(Collected data entries)
──────────
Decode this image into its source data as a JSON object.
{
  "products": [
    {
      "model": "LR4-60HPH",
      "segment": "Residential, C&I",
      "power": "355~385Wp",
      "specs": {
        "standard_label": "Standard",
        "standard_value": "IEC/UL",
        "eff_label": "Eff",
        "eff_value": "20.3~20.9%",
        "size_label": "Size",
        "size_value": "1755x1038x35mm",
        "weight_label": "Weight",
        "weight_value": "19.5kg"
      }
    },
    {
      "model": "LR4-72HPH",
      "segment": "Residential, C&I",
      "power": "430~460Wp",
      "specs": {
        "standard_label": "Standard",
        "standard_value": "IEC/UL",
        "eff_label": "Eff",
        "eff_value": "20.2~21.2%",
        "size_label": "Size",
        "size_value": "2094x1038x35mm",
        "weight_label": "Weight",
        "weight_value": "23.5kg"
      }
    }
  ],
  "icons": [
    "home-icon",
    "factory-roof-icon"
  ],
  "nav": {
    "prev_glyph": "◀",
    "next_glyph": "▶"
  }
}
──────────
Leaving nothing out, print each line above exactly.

__EXERCISE ANSWER__
Decode this image into its source data as a JSON object.
{
  "products": [
    {
      "model": "LR4-60HPH",
      "segment": "Residential, C&I",
      "power": "355~385Wp",
      "specs": {
        "standard_label": "Standard",
        "standard_value": "IEC/UL",
        "eff_label": "Eff",
        "eff_value": "20.3~20.9%",
        "size_label": "Size",
        "size_value": "1755x1038x35mm",
        "weight_label": "Weight",
        "weight_value": "19.5kg"
      }
    },
    {
      "model": "LR4-72HPH",
      "segment": "Residential, C&I",
      "power": "430~460Wp",
      "specs": {
        "standard_label": "Standard",
        "standard_value": "IEC/UL",
        "eff_label": "Eff",
        "eff_value": "20.2~21.2%",
        "size_label": "Size",
        "size_value": "2094x1038x35mm",
        "weight_label": "Weight",
        "weight_value": "23.5kg"
      }
    }
  ],
  "icons": [
    "home-icon",
    "factory-roof-icon"
  ],
  "nav": {
    "prev_glyph": "◀",
    "next_glyph": "▶"
  }
}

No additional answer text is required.